··· Dataset ···
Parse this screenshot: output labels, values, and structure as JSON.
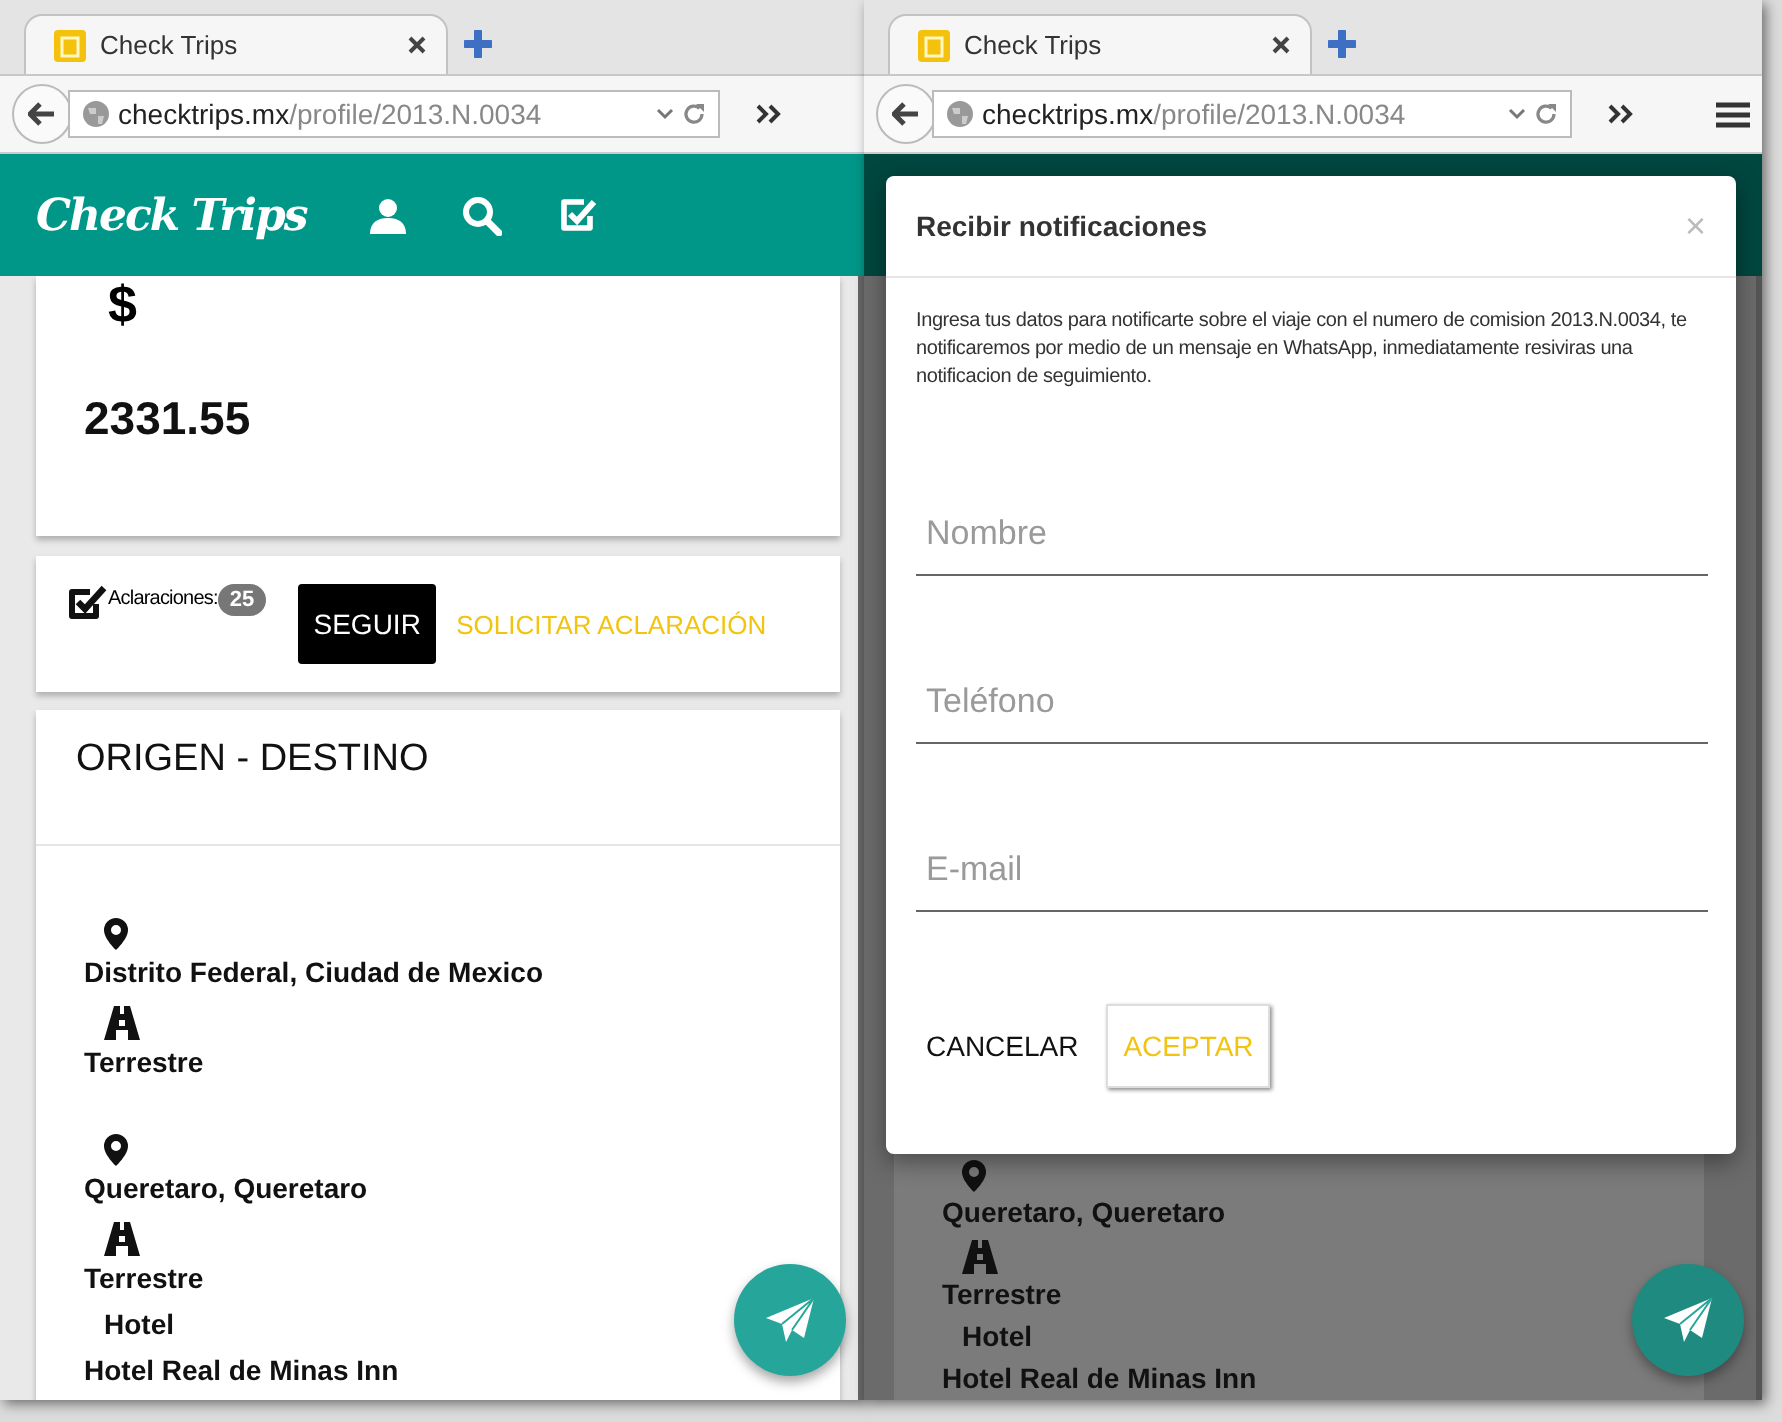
{
  "windows": [
    {
      "tab": {
        "title": "Check Trips"
      },
      "address": {
        "host": "checktrips.mx",
        "path": "/profile/2013.N.0034"
      },
      "page": {
        "navbar": {
          "logo": "Check Trips"
        },
        "price_card": {
          "currency": "$",
          "amount": "2331.55"
        },
        "actions": {
          "label": "Aclaraciones:",
          "count": "25",
          "follow_button": "SEGUIR",
          "request_button": "SOLICITAR ACLARACIÓN"
        },
        "route": {
          "title": "ORIGEN - DESTINO",
          "stops": [
            {
              "kind": "place",
              "text": "Distrito Federal, Ciudad de Mexico"
            },
            {
              "kind": "transport",
              "text": "Terrestre"
            },
            {
              "kind": "place",
              "text": "Queretaro, Queretaro"
            },
            {
              "kind": "transport",
              "text": "Terrestre"
            },
            {
              "kind": "hotel",
              "label": "Hotel",
              "text": "Hotel Real de Minas Inn"
            }
          ]
        }
      }
    },
    {
      "tab": {
        "title": "Check Trips"
      },
      "address": {
        "host": "checktrips.mx",
        "path": "/profile/2013.N.0034"
      },
      "dialog": {
        "title": "Recibir notificaciones",
        "close": "×",
        "message": "Ingresa tus datos para notificarte sobre el viaje con el numero de comision 2013.N.0034, te notificaremos por medio de un mensaje en WhatsApp, inmediatamente resiviras una notificacion de seguimiento.",
        "fields": [
          {
            "placeholder": "Nombre"
          },
          {
            "placeholder": "Teléfono"
          },
          {
            "placeholder": "E-mail"
          }
        ],
        "cancel_button": "CANCELAR",
        "accept_button": "ACEPTAR"
      },
      "page": {
        "route": {
          "stops": [
            {
              "kind": "place",
              "text": "Queretaro, Queretaro"
            },
            {
              "kind": "transport",
              "text": "Terrestre"
            },
            {
              "kind": "hotel",
              "label": "Hotel",
              "text": "Hotel Real de Minas Inn"
            }
          ]
        }
      }
    }
  ]
}
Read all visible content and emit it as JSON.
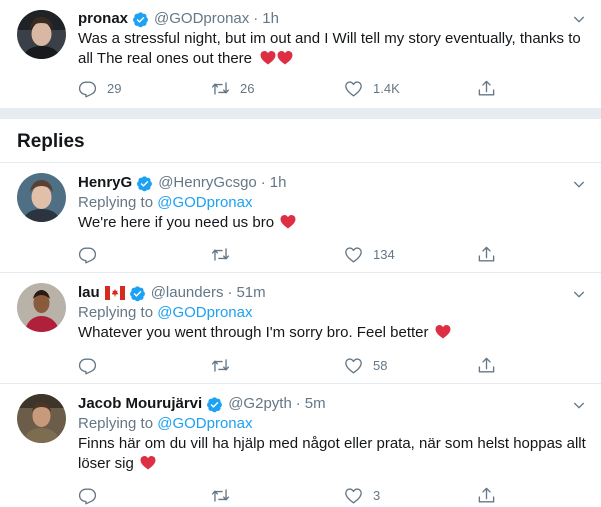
{
  "main_tweet": {
    "name": "pronax",
    "handle": "@GODpronax",
    "separator": "·",
    "time": "1h",
    "text": "Was a stressful night, but im out and I Will tell my story eventually, thanks to all The real ones out there",
    "heart_emojis": 2,
    "reply_count": "29",
    "retweet_count": "26",
    "like_count": "1.4K",
    "verified": true
  },
  "replies_section": {
    "title": "Replies"
  },
  "replies": [
    {
      "name": "HenryG",
      "handle": "@HenryGcsgo",
      "separator": "·",
      "time": "1h",
      "replying_prefix": "Replying to",
      "replying_mention": "@GODpronax",
      "text": "We're here if you need us bro",
      "reply_count": "",
      "retweet_count": "",
      "like_count": "134"
    },
    {
      "name": "lau",
      "handle": "@launders",
      "separator": "·",
      "time": "51m",
      "replying_prefix": "Replying to",
      "replying_mention": "@GODpronax",
      "text": "Whatever you went through I'm sorry bro. Feel better",
      "reply_count": "",
      "retweet_count": "",
      "like_count": "58"
    },
    {
      "name": "Jacob Mourujärvi",
      "handle": "@G2pyth",
      "separator": "·",
      "time": "5m",
      "replying_prefix": "Replying to",
      "replying_mention": "@GODpronax",
      "text": "Finns här om du vill ha hjälp med något eller prata, när som helst hoppas allt löser sig",
      "reply_count": "",
      "retweet_count": "",
      "like_count": "3"
    }
  ],
  "colors": {
    "accent": "#1da1f2",
    "secondary_text": "#657786",
    "primary_text": "#14171a",
    "heart": "#e0245e",
    "divider": "#e6ecf0"
  },
  "icons": {
    "verified": "verified-badge-icon",
    "menu": "chevron-down-icon",
    "reply": "reply-icon",
    "retweet": "retweet-icon",
    "like": "heart-icon",
    "share": "share-icon"
  }
}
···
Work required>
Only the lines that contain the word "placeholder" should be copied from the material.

Reply to the exercise>
            "placeholder": "Nombre"
            "placeholder": "Teléfono"
            "placeholder": "E-mail"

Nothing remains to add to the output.